━━ EXERCISE DATA
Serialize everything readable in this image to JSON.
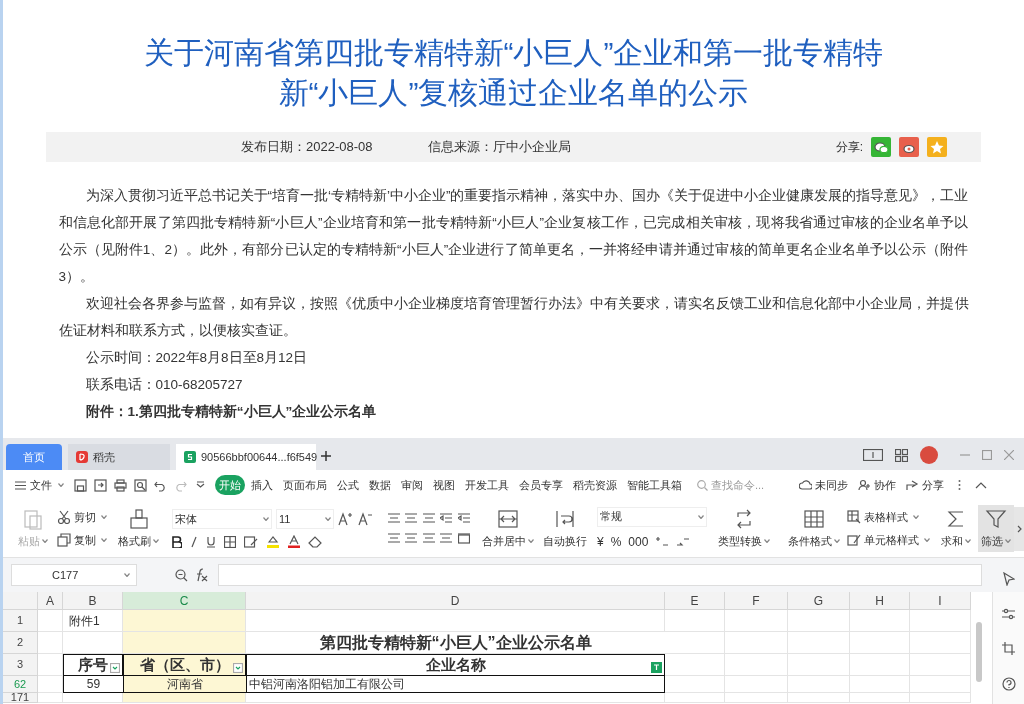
{
  "article": {
    "title": "关于河南省第四批专精特新“小巨人”企业和第一批专精特新“小巨人”复核通过企业名单的公示",
    "meta": {
      "date": "发布日期：2022-08-08",
      "source": "信息来源：厅中小企业局",
      "share_label": "分享:"
    },
    "paragraphs": [
      {
        "kind": "body",
        "text": "为深入贯彻习近平总书记关于“培育一批‘专精特新’中小企业”的重要指示精神，落实中办、国办《关于促进中小企业健康发展的指导意见》，工业和信息化部开展了第四批专精特新“小巨人”企业培育和第一批专精特新“小巨人”企业复核工作，已完成相关审核，现将我省通过审核的企业名单予以公示（见附件1、2）。此外，有部分已认定的专精特新“小巨人”企业进行了简单更名，一并将经申请并通过审核的简单更名企业名单予以公示（附件3）。"
      },
      {
        "kind": "body",
        "text": "欢迎社会各界参与监督，如有异议，按照《优质中小企业梯度培育管理暂行办法》中有关要求，请实名反馈工业和信息化部中小企业局，并提供佐证材料和联系方式，以便核实查证。"
      },
      {
        "kind": "body",
        "text": "公示时间：2022年8月8日至8月12日"
      },
      {
        "kind": "body",
        "text": "联系电话：010-68205727"
      },
      {
        "kind": "bold",
        "text": "附件：1.第四批专精特新“小巨人”企业公示名单"
      }
    ]
  },
  "spreadsheet": {
    "tabs": [
      {
        "label": "首页",
        "kind": "home",
        "selected": false
      },
      {
        "label": "稻壳",
        "kind": "docer",
        "selected": false
      },
      {
        "label": "90566bbf00644...f6f549",
        "kind": "sheet",
        "selected": true
      }
    ],
    "menu": {
      "file": "文件",
      "tabs": [
        {
          "label": "开始",
          "selected": true
        },
        {
          "label": "插入",
          "selected": false
        },
        {
          "label": "页面布局",
          "selected": false
        },
        {
          "label": "公式",
          "selected": false
        },
        {
          "label": "数据",
          "selected": false
        },
        {
          "label": "审阅",
          "selected": false
        },
        {
          "label": "视图",
          "selected": false
        },
        {
          "label": "开发工具",
          "selected": false
        },
        {
          "label": "会员专享",
          "selected": false
        },
        {
          "label": "稻壳资源",
          "selected": false
        },
        {
          "label": "智能工具箱",
          "selected": false
        }
      ],
      "search_placeholder": "查找命令...",
      "sync": "未同步",
      "collab": "协作",
      "share": "分享"
    },
    "ribbon": {
      "paste": {
        "label": "粘贴",
        "disabled": true
      },
      "cut": "剪切",
      "copy": "复制",
      "format_painter": "格式刷",
      "font_name": "宋体",
      "font_size": "11",
      "merge": "合并居中",
      "wrap": "自动换行",
      "number_format": "常规",
      "number_symbols": [
        "¥",
        "%",
        "000"
      ],
      "convert": "类型转换",
      "conditional": "条件格式",
      "table_style": "表格样式",
      "cell_style": "单元格样式",
      "sum": "求和",
      "filter": "筛选"
    },
    "name_box": "C177",
    "columns": [
      {
        "label": "A",
        "selected": false
      },
      {
        "label": "B",
        "selected": false
      },
      {
        "label": "C",
        "selected": true
      },
      {
        "label": "D",
        "selected": false
      },
      {
        "label": "E",
        "selected": false
      },
      {
        "label": "F",
        "selected": false
      },
      {
        "label": "G",
        "selected": false
      },
      {
        "label": "H",
        "selected": false
      },
      {
        "label": "I",
        "selected": false
      }
    ],
    "rows": [
      {
        "header": "1",
        "filtered": false,
        "kind": "plain",
        "cells": [
          {
            "text": ""
          },
          {
            "text": "附件1"
          },
          {
            "text": ""
          },
          {
            "text": ""
          },
          {
            "text": ""
          },
          {
            "text": ""
          },
          {
            "text": ""
          },
          {
            "text": ""
          },
          {
            "text": ""
          }
        ]
      },
      {
        "header": "2",
        "filtered": false,
        "kind": "title",
        "cells": [
          {
            "text": ""
          },
          {
            "text": ""
          },
          {
            "text": ""
          },
          {
            "text": "第四批专精特新“小巨人”企业公示名单"
          },
          {
            "text": ""
          },
          {
            "text": ""
          },
          {
            "text": ""
          },
          {
            "text": ""
          },
          {
            "text": ""
          }
        ]
      },
      {
        "header": "3",
        "filtered": false,
        "kind": "header",
        "cells": [
          {
            "text": ""
          },
          {
            "text": "序号",
            "filter_active": false
          },
          {
            "text": "省（区、市）",
            "filter_active": false
          },
          {
            "text": "企业名称",
            "filter_active": true
          },
          {
            "text": ""
          },
          {
            "text": ""
          },
          {
            "text": ""
          },
          {
            "text": ""
          },
          {
            "text": ""
          }
        ]
      },
      {
        "header": "62",
        "filtered": true,
        "kind": "data",
        "cells": [
          {
            "text": ""
          },
          {
            "text": "59"
          },
          {
            "text": "河南省"
          },
          {
            "text": "中铝河南洛阳铝加工有限公司"
          },
          {
            "text": ""
          },
          {
            "text": ""
          },
          {
            "text": ""
          },
          {
            "text": ""
          },
          {
            "text": ""
          }
        ]
      },
      {
        "header": "171",
        "filtered": false,
        "kind": "plain",
        "cells": [
          {
            "text": ""
          },
          {
            "text": ""
          },
          {
            "text": ""
          },
          {
            "text": ""
          },
          {
            "text": ""
          },
          {
            "text": ""
          },
          {
            "text": ""
          },
          {
            "text": ""
          },
          {
            "text": ""
          }
        ]
      }
    ]
  }
}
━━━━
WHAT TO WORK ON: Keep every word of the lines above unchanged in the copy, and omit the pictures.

EXPECTED OUTPUT:
Serialize everything readable in this image to JSON.
{
  "article": {
    "title": "关于河南省第四批专精特新“小巨人”企业和第一批专精特新“小巨人”复核通过企业名单的公示",
    "meta": {
      "date": "发布日期：2022-08-08",
      "source": "信息来源：厅中小企业局",
      "share_label": "分享:"
    },
    "paragraphs": [
      {
        "kind": "body",
        "text": "为深入贯彻习近平总书记关于“培育一批‘专精特新’中小企业”的重要指示精神，落实中办、国办《关于促进中小企业健康发展的指导意见》，工业和信息化部开展了第四批专精特新“小巨人”企业培育和第一批专精特新“小巨人”企业复核工作，已完成相关审核，现将我省通过审核的企业名单予以公示（见附件1、2）。此外，有部分已认定的专精特新“小巨人”企业进行了简单更名，一并将经申请并通过审核的简单更名企业名单予以公示（附件3）。"
      },
      {
        "kind": "body",
        "text": "欢迎社会各界参与监督，如有异议，按照《优质中小企业梯度培育管理暂行办法》中有关要求，请实名反馈工业和信息化部中小企业局，并提供佐证材料和联系方式，以便核实查证。"
      },
      {
        "kind": "body",
        "text": "公示时间：2022年8月8日至8月12日"
      },
      {
        "kind": "body",
        "text": "联系电话：010-68205727"
      },
      {
        "kind": "bold",
        "text": "附件：1.第四批专精特新“小巨人”企业公示名单"
      }
    ]
  },
  "spreadsheet": {
    "tabs": [
      {
        "label": "首页",
        "kind": "home",
        "selected": false
      },
      {
        "label": "稻壳",
        "kind": "docer",
        "selected": false
      },
      {
        "label": "90566bbf00644...f6f549",
        "kind": "sheet",
        "selected": true
      }
    ],
    "menu": {
      "file": "文件",
      "tabs": [
        {
          "label": "开始",
          "selected": true
        },
        {
          "label": "插入",
          "selected": false
        },
        {
          "label": "页面布局",
          "selected": false
        },
        {
          "label": "公式",
          "selected": false
        },
        {
          "label": "数据",
          "selected": false
        },
        {
          "label": "审阅",
          "selected": false
        },
        {
          "label": "视图",
          "selected": false
        },
        {
          "label": "开发工具",
          "selected": false
        },
        {
          "label": "会员专享",
          "selected": false
        },
        {
          "label": "稻壳资源",
          "selected": false
        },
        {
          "label": "智能工具箱",
          "selected": false
        }
      ],
      "search_placeholder": "查找命令...",
      "sync": "未同步",
      "collab": "协作",
      "share": "分享"
    },
    "ribbon": {
      "paste": {
        "label": "粘贴",
        "disabled": true
      },
      "cut": "剪切",
      "copy": "复制",
      "format_painter": "格式刷",
      "font_name": "宋体",
      "font_size": "11",
      "merge": "合并居中",
      "wrap": "自动换行",
      "number_format": "常规",
      "number_symbols": [
        "¥",
        "%",
        "000"
      ],
      "convert": "类型转换",
      "conditional": "条件格式",
      "table_style": "表格样式",
      "cell_style": "单元格样式",
      "sum": "求和",
      "filter": "筛选"
    },
    "name_box": "C177",
    "columns": [
      {
        "label": "A",
        "selected": false
      },
      {
        "label": "B",
        "selected": false
      },
      {
        "label": "C",
        "selected": true
      },
      {
        "label": "D",
        "selected": false
      },
      {
        "label": "E",
        "selected": false
      },
      {
        "label": "F",
        "selected": false
      },
      {
        "label": "G",
        "selected": false
      },
      {
        "label": "H",
        "selected": false
      },
      {
        "label": "I",
        "selected": false
      }
    ],
    "rows": [
      {
        "header": "1",
        "filtered": false,
        "kind": "plain",
        "cells": [
          {
            "text": ""
          },
          {
            "text": "附件1"
          },
          {
            "text": ""
          },
          {
            "text": ""
          },
          {
            "text": ""
          },
          {
            "text": ""
          },
          {
            "text": ""
          },
          {
            "text": ""
          },
          {
            "text": ""
          }
        ]
      },
      {
        "header": "2",
        "filtered": false,
        "kind": "title",
        "cells": [
          {
            "text": ""
          },
          {
            "text": ""
          },
          {
            "text": ""
          },
          {
            "text": "第四批专精特新“小巨人”企业公示名单"
          },
          {
            "text": ""
          },
          {
            "text": ""
          },
          {
            "text": ""
          },
          {
            "text": ""
          },
          {
            "text": ""
          }
        ]
      },
      {
        "header": "3",
        "filtered": false,
        "kind": "header",
        "cells": [
          {
            "text": ""
          },
          {
            "text": "序号",
            "filter_active": false
          },
          {
            "text": "省（区、市）",
            "filter_active": false
          },
          {
            "text": "企业名称",
            "filter_active": true
          },
          {
            "text": ""
          },
          {
            "text": ""
          },
          {
            "text": ""
          },
          {
            "text": ""
          },
          {
            "text": ""
          }
        ]
      },
      {
        "header": "62",
        "filtered": true,
        "kind": "data",
        "cells": [
          {
            "text": ""
          },
          {
            "text": "59"
          },
          {
            "text": "河南省"
          },
          {
            "text": "中铝河南洛阳铝加工有限公司"
          },
          {
            "text": ""
          },
          {
            "text": ""
          },
          {
            "text": ""
          },
          {
            "text": ""
          },
          {
            "text": ""
          }
        ]
      },
      {
        "header": "171",
        "filtered": false,
        "kind": "plain",
        "cells": [
          {
            "text": ""
          },
          {
            "text": ""
          },
          {
            "text": ""
          },
          {
            "text": ""
          },
          {
            "text": ""
          },
          {
            "text": ""
          },
          {
            "text": ""
          },
          {
            "text": ""
          },
          {
            "text": ""
          }
        ]
      }
    ]
  }
}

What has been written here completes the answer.